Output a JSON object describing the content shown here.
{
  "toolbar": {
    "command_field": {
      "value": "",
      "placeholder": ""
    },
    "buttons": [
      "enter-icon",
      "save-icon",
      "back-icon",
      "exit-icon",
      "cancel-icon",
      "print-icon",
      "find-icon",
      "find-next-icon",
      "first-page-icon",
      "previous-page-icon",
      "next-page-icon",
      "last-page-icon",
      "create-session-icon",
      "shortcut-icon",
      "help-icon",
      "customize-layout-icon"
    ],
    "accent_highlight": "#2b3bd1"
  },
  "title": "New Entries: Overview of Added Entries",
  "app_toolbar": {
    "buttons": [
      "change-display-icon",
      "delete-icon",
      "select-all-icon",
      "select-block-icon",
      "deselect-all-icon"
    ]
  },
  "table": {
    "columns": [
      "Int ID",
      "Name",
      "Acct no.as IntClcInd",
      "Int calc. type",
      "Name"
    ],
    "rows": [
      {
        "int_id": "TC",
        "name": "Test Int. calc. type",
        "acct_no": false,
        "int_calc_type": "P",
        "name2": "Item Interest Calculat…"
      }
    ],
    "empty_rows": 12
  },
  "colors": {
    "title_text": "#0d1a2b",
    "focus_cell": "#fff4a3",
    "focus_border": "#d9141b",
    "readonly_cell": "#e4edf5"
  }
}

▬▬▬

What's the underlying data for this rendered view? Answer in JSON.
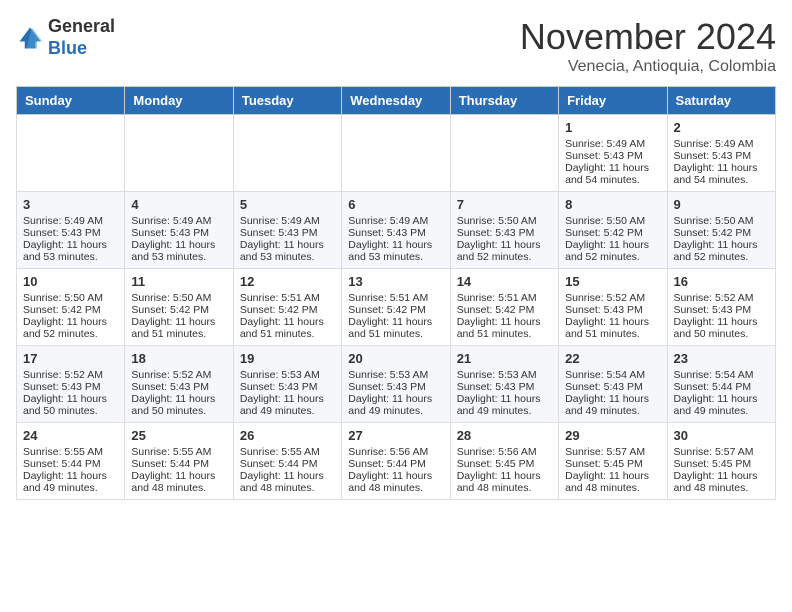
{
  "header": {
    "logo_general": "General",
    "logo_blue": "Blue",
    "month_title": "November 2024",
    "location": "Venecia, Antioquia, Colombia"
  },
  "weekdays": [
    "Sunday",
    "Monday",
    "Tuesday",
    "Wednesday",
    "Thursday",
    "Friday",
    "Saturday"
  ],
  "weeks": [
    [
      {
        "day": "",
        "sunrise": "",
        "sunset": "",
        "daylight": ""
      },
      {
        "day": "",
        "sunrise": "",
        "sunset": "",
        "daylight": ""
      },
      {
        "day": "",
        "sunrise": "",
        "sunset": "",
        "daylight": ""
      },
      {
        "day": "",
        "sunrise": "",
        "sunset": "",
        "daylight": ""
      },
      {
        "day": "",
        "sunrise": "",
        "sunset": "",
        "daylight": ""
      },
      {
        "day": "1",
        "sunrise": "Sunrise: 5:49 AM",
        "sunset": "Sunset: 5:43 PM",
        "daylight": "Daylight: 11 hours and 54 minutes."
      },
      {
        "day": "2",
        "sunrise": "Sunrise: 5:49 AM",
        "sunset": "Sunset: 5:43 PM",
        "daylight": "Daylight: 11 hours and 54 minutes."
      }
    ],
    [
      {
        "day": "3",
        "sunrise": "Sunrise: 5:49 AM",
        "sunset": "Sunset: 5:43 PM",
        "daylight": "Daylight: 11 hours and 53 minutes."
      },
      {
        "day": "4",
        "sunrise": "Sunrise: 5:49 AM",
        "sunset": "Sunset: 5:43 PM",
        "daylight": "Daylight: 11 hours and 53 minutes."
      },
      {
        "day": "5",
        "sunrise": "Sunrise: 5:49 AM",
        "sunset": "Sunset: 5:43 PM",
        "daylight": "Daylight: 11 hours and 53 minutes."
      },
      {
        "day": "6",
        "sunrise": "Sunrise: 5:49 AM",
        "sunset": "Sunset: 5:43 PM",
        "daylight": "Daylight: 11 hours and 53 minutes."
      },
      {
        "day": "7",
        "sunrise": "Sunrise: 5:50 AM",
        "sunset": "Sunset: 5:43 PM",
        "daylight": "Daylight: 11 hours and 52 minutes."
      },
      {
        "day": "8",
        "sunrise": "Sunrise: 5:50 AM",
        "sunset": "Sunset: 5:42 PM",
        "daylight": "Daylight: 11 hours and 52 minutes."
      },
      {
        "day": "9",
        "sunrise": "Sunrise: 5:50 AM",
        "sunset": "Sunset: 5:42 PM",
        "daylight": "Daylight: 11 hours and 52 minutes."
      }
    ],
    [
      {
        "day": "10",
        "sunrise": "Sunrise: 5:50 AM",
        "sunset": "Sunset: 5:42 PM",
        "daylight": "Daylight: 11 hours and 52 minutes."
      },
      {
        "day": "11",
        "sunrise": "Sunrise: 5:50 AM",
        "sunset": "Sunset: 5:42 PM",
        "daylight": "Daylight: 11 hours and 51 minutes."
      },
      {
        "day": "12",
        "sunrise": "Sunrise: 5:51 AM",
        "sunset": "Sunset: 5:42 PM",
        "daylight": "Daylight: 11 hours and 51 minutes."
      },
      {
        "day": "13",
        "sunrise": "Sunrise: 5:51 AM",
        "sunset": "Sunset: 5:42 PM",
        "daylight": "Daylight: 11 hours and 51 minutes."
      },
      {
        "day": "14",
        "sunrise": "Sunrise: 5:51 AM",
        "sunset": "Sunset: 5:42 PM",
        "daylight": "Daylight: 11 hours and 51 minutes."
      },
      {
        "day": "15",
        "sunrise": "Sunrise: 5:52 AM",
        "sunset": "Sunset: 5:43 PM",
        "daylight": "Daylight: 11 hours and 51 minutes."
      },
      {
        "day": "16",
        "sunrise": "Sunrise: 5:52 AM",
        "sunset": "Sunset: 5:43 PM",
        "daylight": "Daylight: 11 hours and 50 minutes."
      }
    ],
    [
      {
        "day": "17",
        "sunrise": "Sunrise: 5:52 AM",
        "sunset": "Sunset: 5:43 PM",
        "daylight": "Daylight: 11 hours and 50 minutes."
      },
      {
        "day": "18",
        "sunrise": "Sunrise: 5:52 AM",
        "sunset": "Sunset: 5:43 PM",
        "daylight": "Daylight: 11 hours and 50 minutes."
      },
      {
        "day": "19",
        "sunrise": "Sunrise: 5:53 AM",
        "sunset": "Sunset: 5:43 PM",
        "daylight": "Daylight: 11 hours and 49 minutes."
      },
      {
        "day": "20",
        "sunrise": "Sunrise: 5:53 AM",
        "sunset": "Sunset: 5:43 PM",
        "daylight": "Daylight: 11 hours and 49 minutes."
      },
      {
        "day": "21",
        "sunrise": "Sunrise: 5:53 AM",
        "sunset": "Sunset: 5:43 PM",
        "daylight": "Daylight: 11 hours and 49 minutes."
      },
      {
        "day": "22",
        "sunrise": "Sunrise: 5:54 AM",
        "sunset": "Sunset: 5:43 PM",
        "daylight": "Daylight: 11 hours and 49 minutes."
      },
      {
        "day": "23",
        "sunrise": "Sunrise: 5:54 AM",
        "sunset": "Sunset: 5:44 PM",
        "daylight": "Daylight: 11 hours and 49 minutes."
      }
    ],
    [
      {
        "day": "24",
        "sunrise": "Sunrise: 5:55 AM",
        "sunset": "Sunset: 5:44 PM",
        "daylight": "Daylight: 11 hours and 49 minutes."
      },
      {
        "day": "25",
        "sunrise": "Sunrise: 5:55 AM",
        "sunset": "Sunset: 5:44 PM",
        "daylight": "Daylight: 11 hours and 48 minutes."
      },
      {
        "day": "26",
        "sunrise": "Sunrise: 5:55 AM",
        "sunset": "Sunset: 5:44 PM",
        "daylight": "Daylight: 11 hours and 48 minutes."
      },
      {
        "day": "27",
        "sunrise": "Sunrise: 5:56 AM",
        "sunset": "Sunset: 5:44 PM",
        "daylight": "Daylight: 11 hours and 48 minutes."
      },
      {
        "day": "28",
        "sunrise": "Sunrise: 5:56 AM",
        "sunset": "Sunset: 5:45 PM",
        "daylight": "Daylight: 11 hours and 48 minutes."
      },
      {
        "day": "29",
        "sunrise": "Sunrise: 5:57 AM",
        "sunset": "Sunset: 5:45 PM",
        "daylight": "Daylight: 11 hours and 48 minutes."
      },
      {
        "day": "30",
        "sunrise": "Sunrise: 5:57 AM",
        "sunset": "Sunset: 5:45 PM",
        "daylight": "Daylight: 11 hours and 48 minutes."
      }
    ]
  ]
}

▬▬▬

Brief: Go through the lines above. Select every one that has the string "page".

Result for this task:
      "first-page-icon",
      "previous-page-icon",
      "next-page-icon",
      "last-page-icon",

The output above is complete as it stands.